In Severfield (UK) Ltd v Duro Felguera UK Ltd , the TCC considered the difficulties of navigating the “inevitable muddle” of a hybrid contract (a contract including some works which fall within the Act’s ambit, and some works which fall outside).
A contract to which the Housing Grants, Construction and Regeneration Act 1996 (as amended) (“the Act”) applies must comply with its payment and disputes provisions. For the Act to apply, the contract must be a “construction contract” for the purposes of the Act. S104 of the Act defines a “construction contract” to be a contract for the carrying out of “construction operations”. “Construction operations” are defined at s105 of the Act.
Duro (the defendant employer) entered into a contract with Severfield (the claimant contractor) for the provision of steel structures to be used in the construction of two power plants. Some of the works that Severfield was to provide were “construction operations”, but others fell outside the scope of the Act because they related to power generation (excluded by s105(2) of the Act). Unfortunately, the parties did not realise that the Act applied and so the contract contained payment requirements that were non-compliant with the Act.
In December 2014 Severfield made interim payment application number 15 in the sum of £3 million which covered both “construction operations” and other works, and did not differentiate between the two. Insofar as the application related to construction operations and so fell under the Act, the final date for payment was 25 January 2015. Duro failed to serve either a payment notice or a pay less notice, and paid the sum of around £360,000 on 6 February.
Severfield commenced an adjudication for the balance, and the adjudicator ruled in its favour. When Duro didn’t pay the amount of the decision, Severfield applied for summary judgment. In July 2015 the court refused to grant summary judgment, on the grounds that the adjudicator lacked jurisdiction, since the award arguably included sums in respect of excluded operations.
In August 2015, Severfield discontinued the original proceedings and issued new ones, stripping out the sums relating to the non-construction operations and claiming the reduced sum of £1.4 million. Severfield argued that it was entitled to the £1.4 million because Duro had failed to make payment of the amount set out in Severfield’s December 2014 application. Duro disagreed, and argued that it was an abuse of process to discontinue the original proceedings and start new ones.
The Court held in favour of Duro and refused to grant summary judgment. Key points from the judgment included:

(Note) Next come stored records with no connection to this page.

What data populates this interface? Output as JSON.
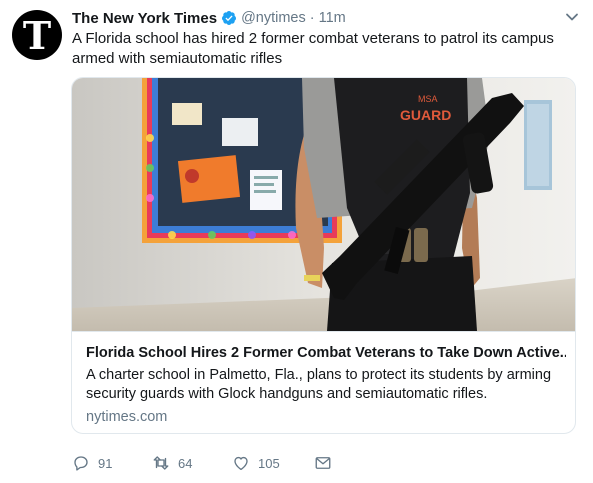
{
  "tweet": {
    "avatar_letter": "T",
    "name": "The New York Times",
    "handle": "@nytimes",
    "separator": "·",
    "time": "11m",
    "text": "A Florida school has hired 2 former combat veterans to patrol its campus armed with semiautomatic rifles"
  },
  "card": {
    "title": "Florida School Hires 2 Former Combat Veterans to Take Down Active...",
    "description": "A charter school in Palmetto, Fla., plans to protect its students by arming security guards with Glock handguns and semiautomatic rifles.",
    "domain": "nytimes.com",
    "image_text": {
      "vest_top": "MSA",
      "vest_main": "GUARD"
    }
  },
  "actions": {
    "replies": "91",
    "retweets": "64",
    "likes": "105"
  },
  "icons": {
    "verified": "verified-badge-icon",
    "caret": "chevron-down-icon",
    "reply": "reply-icon",
    "retweet": "retweet-icon",
    "like": "heart-icon",
    "dm": "envelope-icon"
  },
  "colors": {
    "verified_blue": "#1da1f2",
    "text": "#14171a",
    "muted": "#657786",
    "border": "#e1e8ed"
  }
}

- Severfield’s interim payment application number 15 was not a notice in respect of the £1.4 million now claimed. Indeed the figure of £1.4 million was not mentioned anywhere in that application.
- The new claim was, arguably, a revised claim and could not "piggyback" on the December 2014 notice. Severfield could not rely on that notice to take advantage of the defendant's failure to pay by 25 January. It would need to have served a revised notice claiming £1.4 million in respect of construction operations, but this would have enabled Duro to serve the requisite pay less notice.
- The court agreed with the decision in Cleveland Bridge v Whessoe-Volker Joint Venture , which stated that the Act only applied to operations which fell within its scope. Under a hybrid contract there would be two different payment regimes, leading to an "inevitable muddle”. Although this was “uncommercial, unsatisfactory and a recipe for confusion”, the court noted that this resulted from Parliament's desire to exclude what would have otherwise been obvious construction operations from the ambit of the Act.
- The court added that the existence of a counterclaim by Duro would have been another ground for refusing summary judgment, since it would have been able to set off its counterclaim against the amount owed, at least in respect of the non-construction operations.
- The court refused to find that the revised claim was an abuse of process. Although it did not grant summary judgment, the court found that the case could proceed to a full trial on the issues.
Points arising from the decision
Parties should establish at the outset whether the contract is a construction contract for the purposes of the Act. If the contract is a “hybrid contract,” they should either draft the entire payment regime so that it complies with the Act, or draft two separate payment regimes; an Act-compliant one for construction operations and another for the non-construction operations.
As the judge noted, all of this confusion over hybrid contracts could have been avoided if Parliament had seen fit to roll out adjudication to other industries, including power generation and utilities, rather than reserving it as a punishment for the construction industry. In fact, adjudication is an efficient and effective form of dispute resolution, which has brought clarity and certainty for over 20 years. It will be interesting to see whether Parliament heeds the advice of the courts and extends adjudication to these other industries.